▶ [WORK ITEM]: Go through the material and pull out every line with the string "JSON" in it.

▶ [STORED DATA]:
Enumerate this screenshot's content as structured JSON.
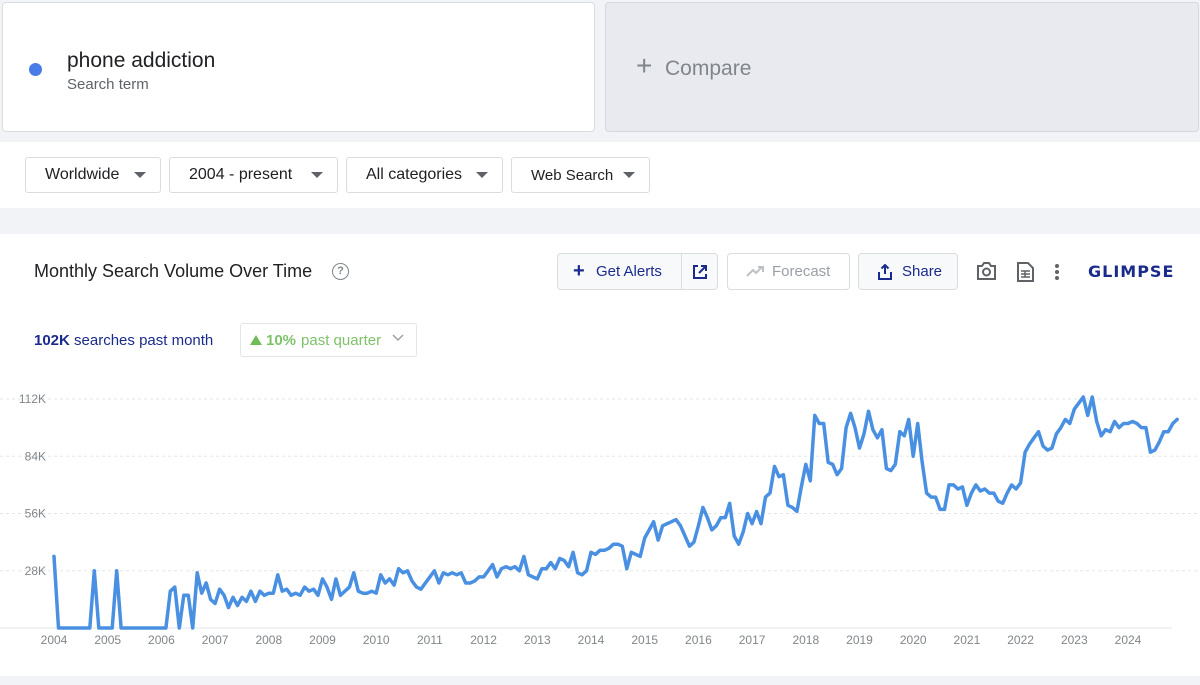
{
  "search_term": {
    "name": "phone addiction",
    "subtitle": "Search term",
    "color": "#4a7ce8"
  },
  "compare": {
    "plus": "+",
    "label": "Compare"
  },
  "filters": [
    {
      "label": "Worldwide"
    },
    {
      "label": "2004 - present"
    },
    {
      "label": "All categories"
    },
    {
      "label": "Web Search"
    }
  ],
  "chart_header": {
    "title": "Monthly Search Volume Over Time",
    "help": "?",
    "get_alerts": "Get Alerts",
    "forecast": "Forecast",
    "share": "Share",
    "logo": "GLIMPSE"
  },
  "stats": {
    "value": "102K",
    "value_suffix": "searches past month",
    "change": "10%",
    "change_suffix": "past quarter",
    "change_color": "#6fbd57"
  },
  "chart_data": {
    "type": "line",
    "title": "Monthly Search Volume Over Time",
    "xlabel": "",
    "ylabel": "",
    "y_ticks": [
      "28K",
      "56K",
      "84K",
      "112K"
    ],
    "y_tick_values": [
      28000,
      56000,
      84000,
      112000
    ],
    "x_ticks": [
      "2004",
      "2005",
      "2006",
      "2007",
      "2008",
      "2009",
      "2010",
      "2011",
      "2012",
      "2013",
      "2014",
      "2015",
      "2016",
      "2017",
      "2018",
      "2019",
      "2020",
      "2021",
      "2022",
      "2023",
      "2024"
    ],
    "ylim": [
      0,
      116000
    ],
    "grid": true,
    "line_color": "#4a90e2",
    "series": [
      {
        "points": [
          [
            "2004-01",
            35000
          ],
          [
            "2004-02",
            0
          ],
          [
            "2004-06",
            0
          ],
          [
            "2004-09",
            0
          ],
          [
            "2004-10",
            28000
          ],
          [
            "2004-11",
            0
          ],
          [
            "2005-02",
            0
          ],
          [
            "2005-03",
            28000
          ],
          [
            "2005-04",
            0
          ],
          [
            "2006-01",
            0
          ],
          [
            "2006-02",
            0
          ],
          [
            "2006-03",
            18000
          ],
          [
            "2006-04",
            20000
          ],
          [
            "2006-05",
            0
          ],
          [
            "2006-06",
            16000
          ],
          [
            "2006-07",
            16000
          ],
          [
            "2006-08",
            0
          ],
          [
            "2006-09",
            27000
          ],
          [
            "2006-10",
            17000
          ],
          [
            "2006-11",
            22000
          ],
          [
            "2006-12",
            14000
          ],
          [
            "2007-01",
            12000
          ],
          [
            "2007-02",
            19000
          ],
          [
            "2007-03",
            16000
          ],
          [
            "2007-04",
            10000
          ],
          [
            "2007-05",
            15000
          ],
          [
            "2007-06",
            11000
          ],
          [
            "2007-07",
            15000
          ],
          [
            "2007-08",
            13000
          ],
          [
            "2007-09",
            18000
          ],
          [
            "2007-10",
            13000
          ],
          [
            "2007-11",
            18000
          ],
          [
            "2007-12",
            16000
          ],
          [
            "2008-01",
            17000
          ],
          [
            "2008-02",
            17000
          ],
          [
            "2008-03",
            26000
          ],
          [
            "2008-04",
            18000
          ],
          [
            "2008-05",
            19000
          ],
          [
            "2008-06",
            16000
          ],
          [
            "2008-07",
            17000
          ],
          [
            "2008-08",
            16000
          ],
          [
            "2008-09",
            20000
          ],
          [
            "2008-10",
            18000
          ],
          [
            "2008-11",
            19000
          ],
          [
            "2008-12",
            16000
          ],
          [
            "2009-01",
            24000
          ],
          [
            "2009-02",
            20000
          ],
          [
            "2009-03",
            14000
          ],
          [
            "2009-04",
            24000
          ],
          [
            "2009-05",
            16000
          ],
          [
            "2009-06",
            18000
          ],
          [
            "2009-07",
            20000
          ],
          [
            "2009-08",
            27000
          ],
          [
            "2009-09",
            18000
          ],
          [
            "2009-10",
            17000
          ],
          [
            "2009-11",
            17000
          ],
          [
            "2009-12",
            18000
          ],
          [
            "2010-01",
            17000
          ],
          [
            "2010-02",
            26000
          ],
          [
            "2010-03",
            22000
          ],
          [
            "2010-04",
            24000
          ],
          [
            "2010-05",
            21000
          ],
          [
            "2010-06",
            29000
          ],
          [
            "2010-07",
            27000
          ],
          [
            "2010-08",
            28000
          ],
          [
            "2010-09",
            23000
          ],
          [
            "2010-10",
            20000
          ],
          [
            "2010-11",
            19000
          ],
          [
            "2010-12",
            22000
          ],
          [
            "2011-01",
            25000
          ],
          [
            "2011-02",
            28000
          ],
          [
            "2011-03",
            22000
          ],
          [
            "2011-04",
            27000
          ],
          [
            "2011-05",
            26000
          ],
          [
            "2011-06",
            27000
          ],
          [
            "2011-07",
            26000
          ],
          [
            "2011-08",
            27000
          ],
          [
            "2011-09",
            22000
          ],
          [
            "2011-10",
            22000
          ],
          [
            "2011-11",
            23000
          ],
          [
            "2011-12",
            25000
          ],
          [
            "2012-01",
            25000
          ],
          [
            "2012-02",
            28000
          ],
          [
            "2012-03",
            31000
          ],
          [
            "2012-04",
            25000
          ],
          [
            "2012-05",
            29000
          ],
          [
            "2012-06",
            30000
          ],
          [
            "2012-07",
            29000
          ],
          [
            "2012-08",
            30000
          ],
          [
            "2012-09",
            28000
          ],
          [
            "2012-10",
            35000
          ],
          [
            "2012-11",
            26000
          ],
          [
            "2012-12",
            25000
          ],
          [
            "2013-01",
            24000
          ],
          [
            "2013-02",
            29000
          ],
          [
            "2013-03",
            29000
          ],
          [
            "2013-04",
            32000
          ],
          [
            "2013-05",
            29000
          ],
          [
            "2013-06",
            34000
          ],
          [
            "2013-07",
            33000
          ],
          [
            "2013-08",
            30000
          ],
          [
            "2013-09",
            37000
          ],
          [
            "2013-10",
            27000
          ],
          [
            "2013-11",
            26000
          ],
          [
            "2013-12",
            28000
          ],
          [
            "2014-01",
            37000
          ],
          [
            "2014-02",
            36000
          ],
          [
            "2014-03",
            38000
          ],
          [
            "2014-04",
            38000
          ],
          [
            "2014-05",
            39000
          ],
          [
            "2014-06",
            41000
          ],
          [
            "2014-07",
            41000
          ],
          [
            "2014-08",
            40000
          ],
          [
            "2014-09",
            29000
          ],
          [
            "2014-10",
            37000
          ],
          [
            "2014-11",
            36000
          ],
          [
            "2014-12",
            35000
          ],
          [
            "2015-01",
            44000
          ],
          [
            "2015-02",
            48000
          ],
          [
            "2015-03",
            52000
          ],
          [
            "2015-04",
            43000
          ],
          [
            "2015-05",
            50000
          ],
          [
            "2015-06",
            51000
          ],
          [
            "2015-07",
            52000
          ],
          [
            "2015-08",
            53000
          ],
          [
            "2015-09",
            50000
          ],
          [
            "2015-10",
            45000
          ],
          [
            "2015-11",
            40000
          ],
          [
            "2015-12",
            42000
          ],
          [
            "2016-01",
            50000
          ],
          [
            "2016-02",
            59000
          ],
          [
            "2016-03",
            54000
          ],
          [
            "2016-04",
            48000
          ],
          [
            "2016-05",
            50000
          ],
          [
            "2016-06",
            54000
          ],
          [
            "2016-07",
            54000
          ],
          [
            "2016-08",
            61000
          ],
          [
            "2016-09",
            45000
          ],
          [
            "2016-10",
            41000
          ],
          [
            "2016-11",
            47000
          ],
          [
            "2016-12",
            56000
          ],
          [
            "2017-01",
            51000
          ],
          [
            "2017-02",
            57000
          ],
          [
            "2017-03",
            51000
          ],
          [
            "2017-04",
            64000
          ],
          [
            "2017-05",
            66000
          ],
          [
            "2017-06",
            79000
          ],
          [
            "2017-07",
            74000
          ],
          [
            "2017-08",
            75000
          ],
          [
            "2017-09",
            60000
          ],
          [
            "2017-10",
            59000
          ],
          [
            "2017-11",
            57000
          ],
          [
            "2017-12",
            69000
          ],
          [
            "2018-01",
            80000
          ],
          [
            "2018-02",
            72000
          ],
          [
            "2018-03",
            104000
          ],
          [
            "2018-04",
            100000
          ],
          [
            "2018-05",
            100000
          ],
          [
            "2018-06",
            81000
          ],
          [
            "2018-07",
            80000
          ],
          [
            "2018-08",
            75000
          ],
          [
            "2018-09",
            78000
          ],
          [
            "2018-10",
            98000
          ],
          [
            "2018-11",
            105000
          ],
          [
            "2018-12",
            98000
          ],
          [
            "2019-01",
            88000
          ],
          [
            "2019-02",
            95000
          ],
          [
            "2019-03",
            106000
          ],
          [
            "2019-04",
            97000
          ],
          [
            "2019-05",
            93000
          ],
          [
            "2019-06",
            97000
          ],
          [
            "2019-07",
            78000
          ],
          [
            "2019-08",
            77000
          ],
          [
            "2019-09",
            80000
          ],
          [
            "2019-10",
            96000
          ],
          [
            "2019-11",
            94000
          ],
          [
            "2019-12",
            102000
          ],
          [
            "2020-01",
            84000
          ],
          [
            "2020-02",
            100000
          ],
          [
            "2020-03",
            81000
          ],
          [
            "2020-04",
            66000
          ],
          [
            "2020-05",
            64000
          ],
          [
            "2020-06",
            64000
          ],
          [
            "2020-07",
            58000
          ],
          [
            "2020-08",
            58000
          ],
          [
            "2020-09",
            70000
          ],
          [
            "2020-10",
            70000
          ],
          [
            "2020-11",
            68000
          ],
          [
            "2020-12",
            69000
          ],
          [
            "2021-01",
            60000
          ],
          [
            "2021-02",
            66000
          ],
          [
            "2021-03",
            70000
          ],
          [
            "2021-04",
            67000
          ],
          [
            "2021-05",
            68000
          ],
          [
            "2021-06",
            66000
          ],
          [
            "2021-07",
            66000
          ],
          [
            "2021-08",
            62000
          ],
          [
            "2021-09",
            61000
          ],
          [
            "2021-10",
            66000
          ],
          [
            "2021-11",
            70000
          ],
          [
            "2021-12",
            68000
          ],
          [
            "2022-01",
            71000
          ],
          [
            "2022-02",
            86000
          ],
          [
            "2022-03",
            90000
          ],
          [
            "2022-04",
            93000
          ],
          [
            "2022-05",
            96000
          ],
          [
            "2022-06",
            89000
          ],
          [
            "2022-07",
            87000
          ],
          [
            "2022-08",
            88000
          ],
          [
            "2022-09",
            95000
          ],
          [
            "2022-10",
            98000
          ],
          [
            "2022-11",
            102000
          ],
          [
            "2022-12",
            100000
          ],
          [
            "2023-01",
            107000
          ],
          [
            "2023-02",
            110000
          ],
          [
            "2023-03",
            113000
          ],
          [
            "2023-04",
            104000
          ],
          [
            "2023-05",
            113000
          ],
          [
            "2023-06",
            101000
          ],
          [
            "2023-07",
            94000
          ],
          [
            "2023-08",
            97000
          ],
          [
            "2023-09",
            96000
          ],
          [
            "2023-10",
            101000
          ],
          [
            "2023-11",
            98000
          ],
          [
            "2023-12",
            100000
          ],
          [
            "2024-01",
            100000
          ],
          [
            "2024-02",
            101000
          ],
          [
            "2024-03",
            100000
          ],
          [
            "2024-04",
            98000
          ],
          [
            "2024-05",
            98000
          ],
          [
            "2024-06",
            86000
          ],
          [
            "2024-07",
            87000
          ],
          [
            "2024-08",
            91000
          ],
          [
            "2024-09",
            96000
          ],
          [
            "2024-10",
            96000
          ],
          [
            "2024-11",
            100000
          ],
          [
            "2024-12",
            102000
          ]
        ]
      }
    ]
  }
}
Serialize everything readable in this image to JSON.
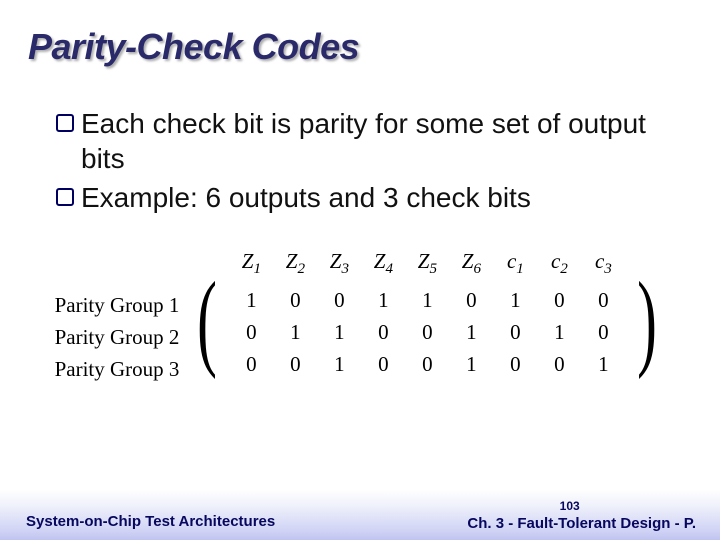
{
  "title": "Parity-Check Codes",
  "bullets": [
    "Each check bit is parity for some set of output bits",
    "Example:  6 outputs and 3 check bits"
  ],
  "matrix": {
    "row_labels": [
      "Parity Group 1",
      "Parity Group 2",
      "Parity Group 3"
    ],
    "col_headers_z": [
      "Z",
      "Z",
      "Z",
      "Z",
      "Z",
      "Z"
    ],
    "col_headers_z_sub": [
      "1",
      "2",
      "3",
      "4",
      "5",
      "6"
    ],
    "col_headers_c": [
      "c",
      "c",
      "c"
    ],
    "col_headers_c_sub": [
      "1",
      "2",
      "3"
    ],
    "rows": [
      [
        "1",
        "0",
        "0",
        "1",
        "1",
        "0",
        "1",
        "0",
        "0"
      ],
      [
        "0",
        "1",
        "1",
        "0",
        "0",
        "1",
        "0",
        "1",
        "0"
      ],
      [
        "0",
        "0",
        "1",
        "0",
        "0",
        "1",
        "0",
        "0",
        "1"
      ]
    ]
  },
  "footer": {
    "left": "System-on-Chip Test Architectures",
    "page": "103",
    "right": "Ch. 3 - Fault-Tolerant Design - P."
  },
  "chart_data": {
    "type": "table",
    "title": "Parity-Check Codes — parity group matrix",
    "row_labels": [
      "Parity Group 1",
      "Parity Group 2",
      "Parity Group 3"
    ],
    "column_labels": [
      "Z1",
      "Z2",
      "Z3",
      "Z4",
      "Z5",
      "Z6",
      "c1",
      "c2",
      "c3"
    ],
    "values": [
      [
        1,
        0,
        0,
        1,
        1,
        0,
        1,
        0,
        0
      ],
      [
        0,
        1,
        1,
        0,
        0,
        1,
        0,
        1,
        0
      ],
      [
        0,
        0,
        1,
        0,
        0,
        1,
        0,
        0,
        1
      ]
    ]
  }
}
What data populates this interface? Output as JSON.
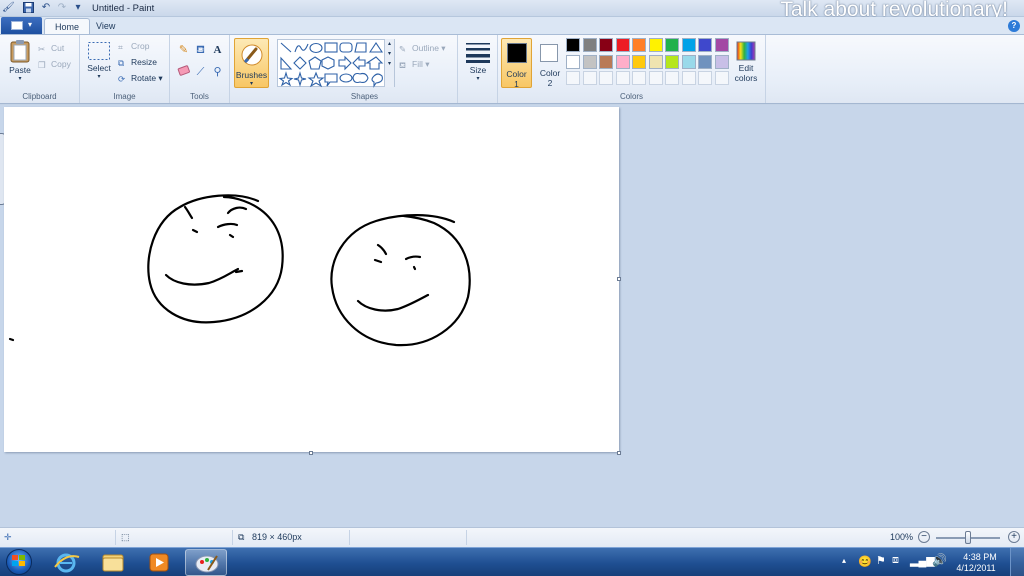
{
  "window": {
    "title": "Untitled - Paint",
    "overlay_caption": "Talk about revolutionary!"
  },
  "tabs": [
    {
      "label": "Home",
      "active": true
    },
    {
      "label": "View",
      "active": false
    }
  ],
  "ribbon": {
    "clipboard": {
      "group_label": "Clipboard",
      "paste": "Paste",
      "cut": "Cut",
      "copy": "Copy"
    },
    "image": {
      "group_label": "Image",
      "select": "Select",
      "crop": "Crop",
      "resize": "Resize",
      "rotate": "Rotate"
    },
    "tools": {
      "group_label": "Tools",
      "items": [
        "pencil-icon",
        "fill-icon",
        "text-icon",
        "eraser-icon",
        "color-picker-icon",
        "magnifier-icon"
      ]
    },
    "brushes": {
      "label": "Brushes"
    },
    "shapes": {
      "group_label": "Shapes",
      "outline": "Outline",
      "fill": "Fill"
    },
    "size": {
      "label": "Size"
    },
    "colors": {
      "group_label": "Colors",
      "color1_line1": "Color",
      "color1_line2": "1",
      "color2_line1": "Color",
      "color2_line2": "2",
      "edit_line1": "Edit",
      "edit_line2": "colors",
      "palette_row1": [
        "#000000",
        "#7f7f7f",
        "#880015",
        "#ed1c24",
        "#ff7f27",
        "#fff200",
        "#22b14c",
        "#00a2e8",
        "#3f48cc",
        "#a349a4"
      ],
      "palette_row2": [
        "#ffffff",
        "#c3c3c3",
        "#b97a57",
        "#ffaec9",
        "#ffc90e",
        "#efe4b0",
        "#b5e61d",
        "#99d9ea",
        "#7092be",
        "#c8bfe7"
      ],
      "color1": "#000000",
      "color2": "#ffffff"
    }
  },
  "canvas": {
    "background": "#ffffff"
  },
  "statusbar": {
    "canvas_size": "819 × 460px",
    "zoom": "100%"
  },
  "taskbar": {
    "pinned": [
      "internet-explorer-icon",
      "file-explorer-icon",
      "media-player-icon",
      "paint-icon"
    ],
    "time": "4:38 PM",
    "date": "4/12/2011"
  }
}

▶ [SOLVED PROBLEM]:
Enumerate this screenshot's content as structured JSON.
Serialize everything readable in this image to JSON.
What data populates this interface? Output as JSON.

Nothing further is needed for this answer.